- **Problem statement**
Retype the records below exactly as they appear, but leave out any pictures.

- **Entries from a dataset of interfaces**

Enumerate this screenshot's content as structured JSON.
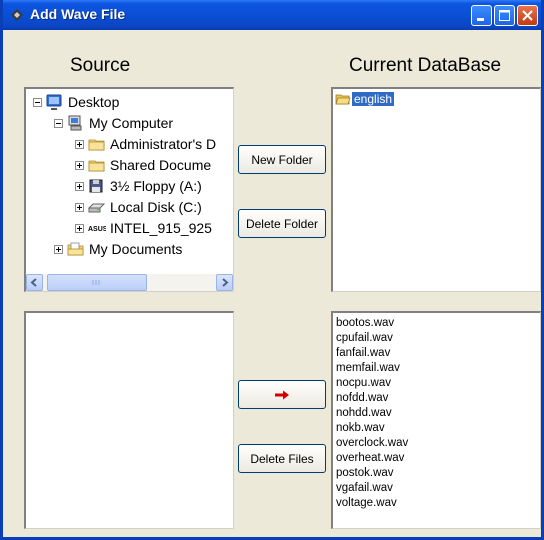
{
  "window": {
    "title": "Add Wave File"
  },
  "headings": {
    "source": "Source",
    "database": "Current DataBase"
  },
  "tree": [
    {
      "label": "Desktop",
      "indent": 0,
      "expander": "minus",
      "icon": "desktop-icon"
    },
    {
      "label": "My Computer",
      "indent": 1,
      "expander": "minus",
      "icon": "computer-icon"
    },
    {
      "label": "Administrator's D",
      "indent": 2,
      "expander": "plus",
      "icon": "folder-icon"
    },
    {
      "label": "Shared Docume",
      "indent": 2,
      "expander": "plus",
      "icon": "folder-icon"
    },
    {
      "label": "3½ Floppy (A:)",
      "indent": 2,
      "expander": "plus",
      "icon": "floppy-icon"
    },
    {
      "label": "Local Disk (C:)",
      "indent": 2,
      "expander": "plus",
      "icon": "disk-icon"
    },
    {
      "label": "INTEL_915_925",
      "indent": 2,
      "expander": "plus",
      "icon": "asus-drive-icon",
      "badge": "ASUS"
    },
    {
      "label": "My Documents",
      "indent": 1,
      "expander": "plus",
      "icon": "documents-icon"
    }
  ],
  "buttons": {
    "new_folder": "New Folder",
    "delete_folder": "Delete Folder",
    "add_arrow": "",
    "delete_files": "Delete Files"
  },
  "database": {
    "items": [
      "english"
    ]
  },
  "files": [
    "bootos.wav",
    "cpufail.wav",
    "fanfail.wav",
    "memfail.wav",
    "nocpu.wav",
    "nofdd.wav",
    "nohdd.wav",
    "nokb.wav",
    "overclock.wav",
    "overheat.wav",
    "postok.wav",
    "vgafail.wav",
    "voltage.wav"
  ],
  "source_files": [],
  "colors": {
    "titlebar": "#0a4fd6",
    "selection": "#316ac5",
    "arrow": "#d40000"
  }
}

- **Your solution**
Enumerate this screenshot's content as structured JSON.
{
  "window": {
    "title": "Add Wave File"
  },
  "headings": {
    "source": "Source",
    "database": "Current DataBase"
  },
  "tree": [
    {
      "label": "Desktop",
      "indent": 0,
      "expander": "minus",
      "icon": "desktop-icon"
    },
    {
      "label": "My Computer",
      "indent": 1,
      "expander": "minus",
      "icon": "computer-icon"
    },
    {
      "label": "Administrator's D",
      "indent": 2,
      "expander": "plus",
      "icon": "folder-icon"
    },
    {
      "label": "Shared Docume",
      "indent": 2,
      "expander": "plus",
      "icon": "folder-icon"
    },
    {
      "label": "3½ Floppy (A:)",
      "indent": 2,
      "expander": "plus",
      "icon": "floppy-icon"
    },
    {
      "label": "Local Disk (C:)",
      "indent": 2,
      "expander": "plus",
      "icon": "disk-icon"
    },
    {
      "label": "INTEL_915_925",
      "indent": 2,
      "expander": "plus",
      "icon": "asus-drive-icon",
      "badge": "ASUS"
    },
    {
      "label": "My Documents",
      "indent": 1,
      "expander": "plus",
      "icon": "documents-icon"
    }
  ],
  "buttons": {
    "new_folder": "New Folder",
    "delete_folder": "Delete Folder",
    "add_arrow": "",
    "delete_files": "Delete Files"
  },
  "database": {
    "items": [
      "english"
    ]
  },
  "files": [
    "bootos.wav",
    "cpufail.wav",
    "fanfail.wav",
    "memfail.wav",
    "nocpu.wav",
    "nofdd.wav",
    "nohdd.wav",
    "nokb.wav",
    "overclock.wav",
    "overheat.wav",
    "postok.wav",
    "vgafail.wav",
    "voltage.wav"
  ],
  "source_files": [],
  "colors": {
    "titlebar": "#0a4fd6",
    "selection": "#316ac5",
    "arrow": "#d40000"
  }
}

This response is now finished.